The Pinoy counterpart to the Make Poverty History “Click” video is now on the sidebar at bisdak bloggers. Saw it for the first time last night, had to pause the last frame just so I could read the URL—it’s a long URL and it went by much too fast. The actual link to the 57-second video is http://now.abs-cbn.com/ondemand/specials/20050706-poverty.asx
Bodjie Pascua (Kuya Bodjie of Batibot fame) solemnly narrates (each * represents a click):
* * * *
Sa buong mundo *
may batang namamamatay kada tatlong segundo * * *
Dito sa Pilipinas *
ang bilang ng mga kababayan nating nagugutom
ay patuloy na dumarami.
Lahat ng ito ay maaaring iwasan.
Kahirapan … wakasan.
The URL it asks us to go to is Global Call to Action Against Poverty (GCAP), which is a coalition of 13 Filipino organizations with same goal as Live8, “to take action across the world in order to force world leaders to tackle the causes of poverty, and meet even exceed their respective promises on the Millennium Development Goals (MDGs). It also focuses on the underlying factors that create and reinforce poverty, such as unfair trade, a huge debt burden and lack of quality aid.”
While the goals of GCAP are timely, there is something about the ABS-CBN produced video that bothers me. While it is an obvious unabashed rip-off of the “Click” Video, it falls flat in my senses because of two things:
- (1) The “click” loses its impact and actually disappears mid-way through the video.
- (2) As usual, abs-cbn focuses on the personalities rather than the issue.
Let’s review Liam Neeson’s narration, this time with the appropriate clicks (*) inserted:
* * * * * A child dies completely unnecessarily * as a result of extreme proverty * every 3 seconds * * * *
There we go *
Thats another one *
Somebody’s daughter *
Somebody’s son *
The thing is * all these deaths are avoidable * * * * * * * * * *
I came away from watching that video with the acute awareness that a child’s life is snuffed out with every step I take as I walk to work, around the house, even as I dance my little girl to sleep.
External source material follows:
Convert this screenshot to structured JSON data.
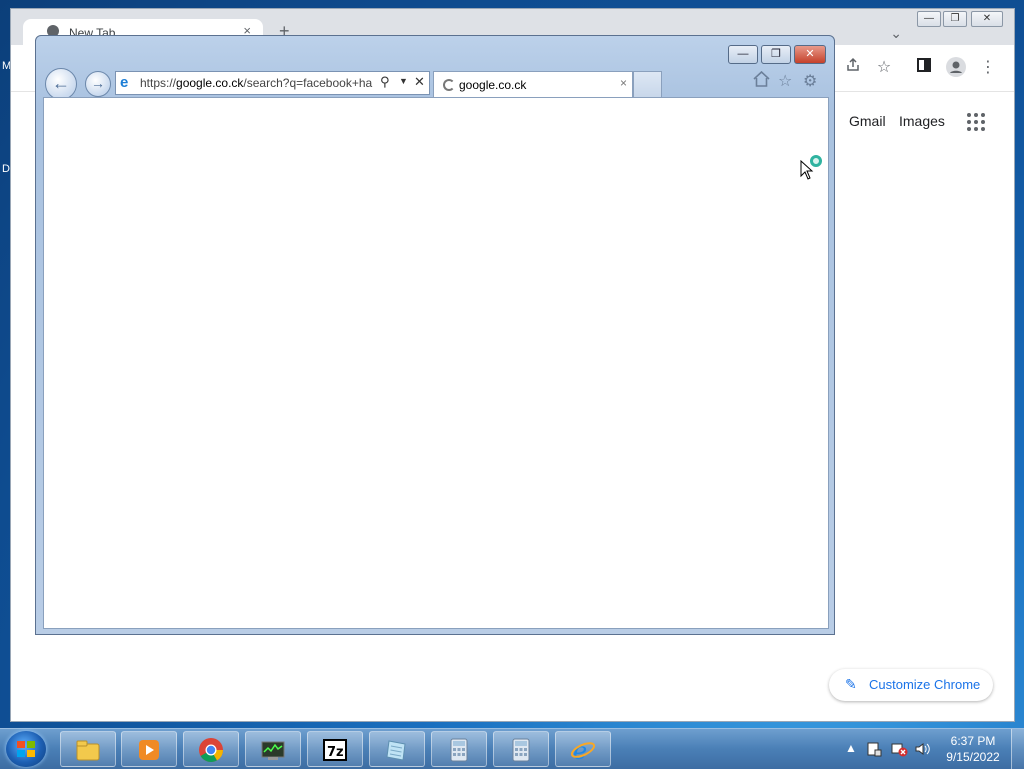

The effect of the “Click” video is so dramatic, to say the least, that after watching it, that click is etched in your mind forever.
Not so the ABS-CBN video. The clicks stop after the third line, when Bodjie calls attention to poverty in the Philippines in particular. At this point this is no longer a “Click” video. It finally admits to being what it really is, which is a showcase of personalities. Why else would it need to have the participants’ names along with the faces? The actors and performers are, to the average tv-viewing Pinoy, well-known faces, and if one watched the news often enough they would recognize the faces of Penny Disimban, Dodong and Princess Nemenzo, Bobby Tañada, Boy Morales. Difficult to identify perhaps would be Edwin Nakpil of Kasama-Pilipinas, but if one were an NGO worker or a dyed-in-the-wool activist, one would, as he would know Liling Briones, Teresita Ang See and Isagani Serrano.
Were the people’s names as subtitles put there as a visual aid for the current events-challenged viewer? Or is it roll-call of socio-economically concerned ABS-CBN contract artists who have bonded with the leader-members of GCAP?
The title of the video itself is what raises my hackles: ABS-CBN vs Poverty. In Cebuano this is what we call “iya-iya, amo-amo” (or as Bol-anons would say “ija-ija, aho aho”). This mentality has always meant a particular “we” rather than the general, all-encompassing “we”.
Show me a video that includes artists from various TV stations and leaders from different political affiliations gather in one spot united towards one common goal and more people might take note. Maybe even myself.